A drug shortage is plaguing emergency rooms in the U.S., and considering 45 out of 100 people visit one every year, this could affect millions of Americans.
A new study published in the journal Academic Emergency Medicine shows drug shortages in ERs across the nation increased by more than 400% between 2001 and 2014.
Researchers analyzed data from the University of Utah Drug Information Service, which receives drug shortage reports submitted through a public site administered by the American Society of Health-System Pharmacists. Two ER doctors looked at whether the shortages had to do with drugs used in ERs, then looked at whether the drugs were used for lifesaving or acute conditions.
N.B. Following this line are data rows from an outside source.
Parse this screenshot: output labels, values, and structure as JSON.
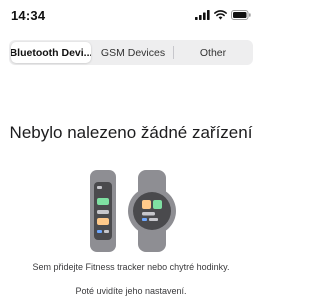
{
  "status_bar": {
    "time": "14:34",
    "icons": [
      "signal-icon",
      "wifi-icon",
      "battery-icon"
    ]
  },
  "segmented_control": {
    "tabs": [
      {
        "label": "Bluetooth Devi...",
        "selected": true
      },
      {
        "label": "GSM Devices",
        "selected": false
      },
      {
        "label": "Other",
        "selected": false
      }
    ]
  },
  "empty_state": {
    "title": "Nebylo nalezeno žádné zařízení",
    "illustration": "fitness-tracker-and-smartwatch-icon",
    "line1": "Sem přidejte Fitness tracker nebo chytré hodinky.",
    "line2": "Poté uvidíte jeho nastavení."
  },
  "colors": {
    "device_body": "#8e8e93",
    "device_screen": "#4a4a4d",
    "tile_green": "#7fe0a2",
    "tile_orange": "#ffc98a",
    "tile_blue": "#6fa8ff",
    "segment_background": "#eeeeef"
  }
}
- Nearly 34% of 1,800 drugs in short supply reported between 2001 and 2014 were used in ERs.
- More than half of all reported shortages were lifesaving drugs
- 10% of the shortages affected drugs with no substitute, including a snake anti-venom and a post-exposure rabies medication needed to prevent deadly infections.
- Drugs used to treat infectious diseases, relieve pain and treat patients who had been poisoned were the most common drugs on shortage.
- The number of shortages fell between 2002 and 2007, but rose by 435% between 2008 and 2014, suggesting a new policy at Big Pharma.
Jesse Pines, director of the office for clinical practice innovation at George Washington University School of Medicine & Health Sciences, the study’s senior author, says that constitutes a health crisis.
“Shortages are real, they’re happening, and they’re getting worse,” he said.
Pines, an ER physician himself, said hospitals have been hanging posters with quick alternative drug options, but nothing can fully replace the dwindling medications.
The spike in shortages between 2008 and 2014 is believed to involve U.S. Food and Drug Administration (FDA) oversight of drug manufacturers, and low Medicare reimbursement rates. Increased FDA oversight can make it more expensive to manufacture a drug, and low Medicare reimbursement rates can reduce already low profits, especially for generic drugs.
Specifically, the team said the reasons for the shortages included manufacturing delays (25.6%), supply and demand (14.9%), and availability of raw materials (4.4%). Pharmaceutical companies blamed a “business decision” for a lack of medication 2.1% of the time, but in over 46% of shortages studied, no reason was given.
The industry group Pharmaceutical Research and Manufacturers of America (PhRMA) says secondary wholesalers are to blame.
“The manufacturer of a drug has no influence or control over the prices charged by a secondary wholesaler to a hospital or pharmacy,” the group said in a statement on its website.
Supply chain issues and raw materials shortages can also contribute to drug shortages.
“Many factors” can lead to drug shortages, according to the Healthcare Distribution Management Association, a wholesaler industry group. They went on to say shortages typically occur with “insufficient warning and often [require] significant time and resources to manage.”
The FDA has a long-term strategic plan to prevent drug shortages, but it cannot require pharmaceutical companies to produce more drugs, make certain drugs, or change the amount distributed.
“There are a number of factors that cause or contribute to drug shortages that are outside of FDA’s control,” the agency said.
And while more drug oversight is certainly a good thing, it can pose a problem for drug companies. It is often cheaper to stop making a drug than it is to submit to enhanced inspections or invest in infrastructure.
“This is one of the byproducts of a focus on cost in health care,” explained Pines. “There may be a demand for medication, but it may not be in a company’s best interest to produce it because the amount they can charge is often lower than the amount it costs to manufacture it.”
It’s unlikely that companies will start making more of the drugs so desperately needed by emergency rooms, because most of them are sterile injectables with low profit margins.
“There are many ways to mitigate drug shortages, but there’s no magic bullet to solve them,” said Pines. “This could and potentially will get worse.”
The President has the power to order companies to produce more drugs, however. In 2012, President Obama signed an executive order demanding that the FDA take action on the drug shortage. In turn, the agency took measures to increase the supply of Methotrexate, a drug for children with leukemia, and Doxil, a drug used to treat various cancers.
Julie Fidler is a freelance writer, legal blogger, and the author of Adventures in Holy Matrimony: For Better or the Absolute Worst. She lives in Pennsylvania with her husband and two ridiculously spoiled cats. She occasionally pontificates on her blog.